══ DATASET

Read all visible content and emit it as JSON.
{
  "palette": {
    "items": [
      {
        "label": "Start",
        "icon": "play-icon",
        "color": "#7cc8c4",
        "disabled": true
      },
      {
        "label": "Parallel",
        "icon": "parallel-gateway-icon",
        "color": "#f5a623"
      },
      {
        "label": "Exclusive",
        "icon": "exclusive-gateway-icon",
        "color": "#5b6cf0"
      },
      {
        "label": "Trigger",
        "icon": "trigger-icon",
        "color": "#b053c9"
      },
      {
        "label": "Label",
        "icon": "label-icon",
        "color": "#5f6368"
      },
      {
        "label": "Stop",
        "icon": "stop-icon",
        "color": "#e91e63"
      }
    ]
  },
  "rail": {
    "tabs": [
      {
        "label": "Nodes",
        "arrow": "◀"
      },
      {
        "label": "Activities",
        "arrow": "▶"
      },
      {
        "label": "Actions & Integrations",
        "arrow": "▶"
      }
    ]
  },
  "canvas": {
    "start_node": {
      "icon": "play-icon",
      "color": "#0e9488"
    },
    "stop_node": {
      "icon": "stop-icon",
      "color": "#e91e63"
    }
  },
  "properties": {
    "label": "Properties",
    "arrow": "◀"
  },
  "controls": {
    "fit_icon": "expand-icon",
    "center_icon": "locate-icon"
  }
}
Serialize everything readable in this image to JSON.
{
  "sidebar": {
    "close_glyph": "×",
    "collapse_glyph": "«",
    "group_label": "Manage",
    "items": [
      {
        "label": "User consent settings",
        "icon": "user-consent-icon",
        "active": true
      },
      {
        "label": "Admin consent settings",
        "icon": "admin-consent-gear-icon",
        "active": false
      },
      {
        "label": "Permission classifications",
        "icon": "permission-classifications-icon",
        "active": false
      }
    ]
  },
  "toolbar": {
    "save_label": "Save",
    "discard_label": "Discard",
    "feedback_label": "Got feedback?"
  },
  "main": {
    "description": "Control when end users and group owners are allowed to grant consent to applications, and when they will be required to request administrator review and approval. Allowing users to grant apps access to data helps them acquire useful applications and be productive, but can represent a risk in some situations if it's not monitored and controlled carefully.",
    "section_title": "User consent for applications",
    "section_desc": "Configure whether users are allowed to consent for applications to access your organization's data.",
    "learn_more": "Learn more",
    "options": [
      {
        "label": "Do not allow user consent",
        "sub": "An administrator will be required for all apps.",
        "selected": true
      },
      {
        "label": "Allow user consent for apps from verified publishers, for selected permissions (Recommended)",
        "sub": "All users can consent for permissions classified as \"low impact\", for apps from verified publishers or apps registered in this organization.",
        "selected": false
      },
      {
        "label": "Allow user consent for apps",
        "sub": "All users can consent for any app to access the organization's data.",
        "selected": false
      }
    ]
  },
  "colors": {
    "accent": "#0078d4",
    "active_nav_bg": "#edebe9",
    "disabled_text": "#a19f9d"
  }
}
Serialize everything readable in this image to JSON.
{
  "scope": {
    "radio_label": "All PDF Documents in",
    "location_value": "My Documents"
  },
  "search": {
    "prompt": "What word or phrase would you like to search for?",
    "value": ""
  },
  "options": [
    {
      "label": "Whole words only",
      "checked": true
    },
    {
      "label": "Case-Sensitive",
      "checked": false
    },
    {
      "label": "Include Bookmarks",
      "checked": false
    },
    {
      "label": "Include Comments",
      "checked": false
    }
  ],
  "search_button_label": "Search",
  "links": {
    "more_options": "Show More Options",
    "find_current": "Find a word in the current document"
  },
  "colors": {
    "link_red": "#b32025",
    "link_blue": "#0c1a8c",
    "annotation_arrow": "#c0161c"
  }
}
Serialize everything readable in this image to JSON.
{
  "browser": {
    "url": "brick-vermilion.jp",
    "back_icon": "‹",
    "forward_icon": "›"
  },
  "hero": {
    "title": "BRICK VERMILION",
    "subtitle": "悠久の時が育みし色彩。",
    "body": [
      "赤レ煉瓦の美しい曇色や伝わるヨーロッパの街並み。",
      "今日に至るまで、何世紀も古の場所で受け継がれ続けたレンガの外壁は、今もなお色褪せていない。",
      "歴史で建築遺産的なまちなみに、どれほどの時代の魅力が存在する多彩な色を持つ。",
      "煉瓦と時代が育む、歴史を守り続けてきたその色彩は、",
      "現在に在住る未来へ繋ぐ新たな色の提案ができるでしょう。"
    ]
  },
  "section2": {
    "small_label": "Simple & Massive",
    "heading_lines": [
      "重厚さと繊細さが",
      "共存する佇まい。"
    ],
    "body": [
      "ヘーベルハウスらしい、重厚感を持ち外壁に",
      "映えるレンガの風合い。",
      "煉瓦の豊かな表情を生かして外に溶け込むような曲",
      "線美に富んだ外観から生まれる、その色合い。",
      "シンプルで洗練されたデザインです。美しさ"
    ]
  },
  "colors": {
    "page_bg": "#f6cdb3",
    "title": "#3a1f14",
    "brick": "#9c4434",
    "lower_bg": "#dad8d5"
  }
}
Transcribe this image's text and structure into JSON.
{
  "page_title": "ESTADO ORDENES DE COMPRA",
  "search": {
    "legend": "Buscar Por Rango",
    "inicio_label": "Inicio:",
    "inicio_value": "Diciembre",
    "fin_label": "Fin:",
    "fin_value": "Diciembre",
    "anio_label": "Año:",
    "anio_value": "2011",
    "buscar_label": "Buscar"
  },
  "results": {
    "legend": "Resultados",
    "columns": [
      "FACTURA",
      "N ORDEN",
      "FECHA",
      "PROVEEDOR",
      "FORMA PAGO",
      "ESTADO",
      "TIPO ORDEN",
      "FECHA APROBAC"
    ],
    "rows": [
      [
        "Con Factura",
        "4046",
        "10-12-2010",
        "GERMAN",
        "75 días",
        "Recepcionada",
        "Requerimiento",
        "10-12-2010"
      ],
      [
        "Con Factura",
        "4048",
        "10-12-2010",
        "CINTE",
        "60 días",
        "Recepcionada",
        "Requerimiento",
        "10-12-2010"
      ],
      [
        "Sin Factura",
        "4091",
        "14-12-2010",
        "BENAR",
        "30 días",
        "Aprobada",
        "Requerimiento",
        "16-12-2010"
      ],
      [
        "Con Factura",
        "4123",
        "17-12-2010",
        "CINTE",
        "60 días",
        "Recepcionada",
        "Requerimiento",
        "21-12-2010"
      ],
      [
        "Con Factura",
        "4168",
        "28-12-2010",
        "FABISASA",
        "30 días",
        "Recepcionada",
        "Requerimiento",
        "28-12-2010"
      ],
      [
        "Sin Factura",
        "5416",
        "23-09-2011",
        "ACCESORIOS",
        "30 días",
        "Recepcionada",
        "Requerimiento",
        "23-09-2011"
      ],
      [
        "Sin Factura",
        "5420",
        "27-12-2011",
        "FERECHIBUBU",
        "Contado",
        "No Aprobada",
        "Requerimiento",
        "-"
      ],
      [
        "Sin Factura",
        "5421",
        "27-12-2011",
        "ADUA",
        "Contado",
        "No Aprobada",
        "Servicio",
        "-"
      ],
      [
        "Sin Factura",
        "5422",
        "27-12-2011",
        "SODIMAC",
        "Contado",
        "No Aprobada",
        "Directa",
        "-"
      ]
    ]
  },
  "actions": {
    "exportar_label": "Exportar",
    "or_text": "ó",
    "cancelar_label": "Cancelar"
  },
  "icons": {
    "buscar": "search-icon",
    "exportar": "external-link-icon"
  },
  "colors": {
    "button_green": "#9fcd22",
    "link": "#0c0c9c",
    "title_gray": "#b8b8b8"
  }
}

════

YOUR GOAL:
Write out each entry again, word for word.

REPLY:
Read all visible content and emit it as JSON.
{
  "palette": {
    "items": [
      {
        "label": "Start",
        "icon": "play-icon",
        "color": "#7cc8c4",
        "disabled": true
      },
      {
        "label": "Parallel",
        "icon": "parallel-gateway-icon",
        "color": "#f5a623"
      },
      {
        "label": "Exclusive",
        "icon": "exclusive-gateway-icon",
        "color": "#5b6cf0"
      },
      {
        "label": "Trigger",
        "icon": "trigger-icon",
        "color": "#b053c9"
      },
      {
        "label": "Label",
        "icon": "label-icon",
        "color": "#5f6368"
      },
      {
        "label": "Stop",
        "icon": "stop-icon",
        "color": "#e91e63"
      }
    ]
  },
  "rail": {
    "tabs": [
      {
        "label": "Nodes",
        "arrow": "◀"
      },
      {
        "label": "Activities",
        "arrow": "▶"
      },
      {
        "label": "Actions & Integrations",
        "arrow": "▶"
      }
    ]
  },
  "canvas": {
    "start_node": {
      "icon": "play-icon",
      "color": "#0e9488"
    },
    "stop_node": {
      "icon": "stop-icon",
      "color": "#e91e63"
    }
  },
  "properties": {
    "label": "Properties",
    "arrow": "◀"
  },
  "controls": {
    "fit_icon": "expand-icon",
    "center_icon": "locate-icon"
  }
}
Serialize everything readable in this image to JSON.
{
  "sidebar": {
    "close_glyph": "×",
    "collapse_glyph": "«",
    "group_label": "Manage",
    "items": [
      {
        "label": "User consent settings",
        "icon": "user-consent-icon",
        "active": true
      },
      {
        "label": "Admin consent settings",
        "icon": "admin-consent-gear-icon",
        "active": false
      },
      {
        "label": "Permission classifications",
        "icon": "permission-classifications-icon",
        "active": false
      }
    ]
  },
  "toolbar": {
    "save_label": "Save",
    "discard_label": "Discard",
    "feedback_label": "Got feedback?"
  },
  "main": {
    "description": "Control when end users and group owners are allowed to grant consent to applications, and when they will be required to request administrator review and approval. Allowing users to grant apps access to data helps them acquire useful applications and be productive, but can represent a risk in some situations if it's not monitored and controlled carefully.",
    "section_title": "User consent for applications",
    "section_desc": "Configure whether users are allowed to consent for applications to access your organization's data.",
    "learn_more": "Learn more",
    "options": [
      {
        "label": "Do not allow user consent",
        "sub": "An administrator will be required for all apps.",
        "selected": true
      },
      {
        "label": "Allow user consent for apps from verified publishers, for selected permissions (Recommended)",
        "sub": "All users can consent for permissions classified as \"low impact\", for apps from verified publishers or apps registered in this organization.",
        "selected": false
      },
      {
        "label": "Allow user consent for apps",
        "sub": "All users can consent for any app to access the organization's data.",
        "selected": false
      }
    ]
  },
  "colors": {
    "accent": "#0078d4",
    "active_nav_bg": "#edebe9",
    "disabled_text": "#a19f9d"
  }
}
Serialize everything readable in this image to JSON.
{
  "scope": {
    "radio_label": "All PDF Documents in",
    "location_value": "My Documents"
  },
  "search": {
    "prompt": "What word or phrase would you like to search for?",
    "value": ""
  },
  "options": [
    {
      "label": "Whole words only",
      "checked": true
    },
    {
      "label": "Case-Sensitive",
      "checked": false
    },
    {
      "label": "Include Bookmarks",
      "checked": false
    },
    {
      "label": "Include Comments",
      "checked": false
    }
  ],
  "search_button_label": "Search",
  "links": {
    "more_options": "Show More Options",
    "find_current": "Find a word in the current document"
  },
  "colors": {
    "link_red": "#b32025",
    "link_blue": "#0c1a8c",
    "annotation_arrow": "#c0161c"
  }
}
Serialize everything readable in this image to JSON.
{
  "browser": {
    "url": "brick-vermilion.jp",
    "back_icon": "‹",
    "forward_icon": "›"
  },
  "hero": {
    "title": "BRICK VERMILION",
    "subtitle": "悠久の時が育みし色彩。",
    "body": [
      "赤レ煉瓦の美しい曇色や伝わるヨーロッパの街並み。",
      "今日に至るまで、何世紀も古の場所で受け継がれ続けたレンガの外壁は、今もなお色褪せていない。",
      "歴史で建築遺産的なまちなみに、どれほどの時代の魅力が存在する多彩な色を持つ。",
      "煉瓦と時代が育む、歴史を守り続けてきたその色彩は、",
      "現在に在住る未来へ繋ぐ新たな色の提案ができるでしょう。"
    ]
  },
  "section2": {
    "small_label": "Simple & Massive",
    "heading_lines": [
      "重厚さと繊細さが",
      "共存する佇まい。"
    ],
    "body": [
      "ヘーベルハウスらしい、重厚感を持ち外壁に",
      "映えるレンガの風合い。",
      "煉瓦の豊かな表情を生かして外に溶け込むような曲",
      "線美に富んだ外観から生まれる、その色合い。",
      "シンプルで洗練されたデザインです。美しさ"
    ]
  },
  "colors": {
    "page_bg": "#f6cdb3",
    "title": "#3a1f14",
    "brick": "#9c4434",
    "lower_bg": "#dad8d5"
  }
}
Transcribe this image's text and structure into JSON.
{
  "page_title": "ESTADO ORDENES DE COMPRA",
  "search": {
    "legend": "Buscar Por Rango",
    "inicio_label": "Inicio:",
    "inicio_value": "Diciembre",
    "fin_label": "Fin:",
    "fin_value": "Diciembre",
    "anio_label": "Año:",
    "anio_value": "2011",
    "buscar_label": "Buscar"
  },
  "results": {
    "legend": "Resultados",
    "columns": [
      "FACTURA",
      "N ORDEN",
      "FECHA",
      "PROVEEDOR",
      "FORMA PAGO",
      "ESTADO",
      "TIPO ORDEN",
      "FECHA APROBAC"
    ],
    "rows": [
      [
        "Con Factura",
        "4046",
        "10-12-2010",
        "GERMAN",
        "75 días",
        "Recepcionada",
        "Requerimiento",
        "10-12-2010"
      ],
      [
        "Con Factura",
        "4048",
        "10-12-2010",
        "CINTE",
        "60 días",
        "Recepcionada",
        "Requerimiento",
        "10-12-2010"
      ],
      [
        "Sin Factura",
        "4091",
        "14-12-2010",
        "BENAR",
        "30 días",
        "Aprobada",
        "Requerimiento",
        "16-12-2010"
      ],
      [
        "Con Factura",
        "4123",
        "17-12-2010",
        "CINTE",
        "60 días",
        "Recepcionada",
        "Requerimiento",
        "21-12-2010"
      ],
      [
        "Con Factura",
        "4168",
        "28-12-2010",
        "FABISASA",
        "30 días",
        "Recepcionada",
        "Requerimiento",
        "28-12-2010"
      ],
      [
        "Sin Factura",
        "5416",
        "23-09-2011",
        "ACCESORIOS",
        "30 días",
        "Recepcionada",
        "Requerimiento",
        "23-09-2011"
      ],
      [
        "Sin Factura",
        "5420",
        "27-12-2011",
        "FERECHIBUBU",
        "Contado",
        "No Aprobada",
        "Requerimiento",
        "-"
      ],
      [
        "Sin Factura",
        "5421",
        "27-12-2011",
        "ADUA",
        "Contado",
        "No Aprobada",
        "Servicio",
        "-"
      ],
      [
        "Sin Factura",
        "5422",
        "27-12-2011",
        "SODIMAC",
        "Contado",
        "No Aprobada",
        "Directa",
        "-"
      ]
    ]
  },
  "actions": {
    "exportar_label": "Exportar",
    "or_text": "ó",
    "cancelar_label": "Cancelar"
  },
  "icons": {
    "buscar": "search-icon",
    "exportar": "external-link-icon"
  },
  "colors": {
    "button_green": "#9fcd22",
    "link": "#0c0c9c",
    "title_gray": "#b8b8b8"
  }
}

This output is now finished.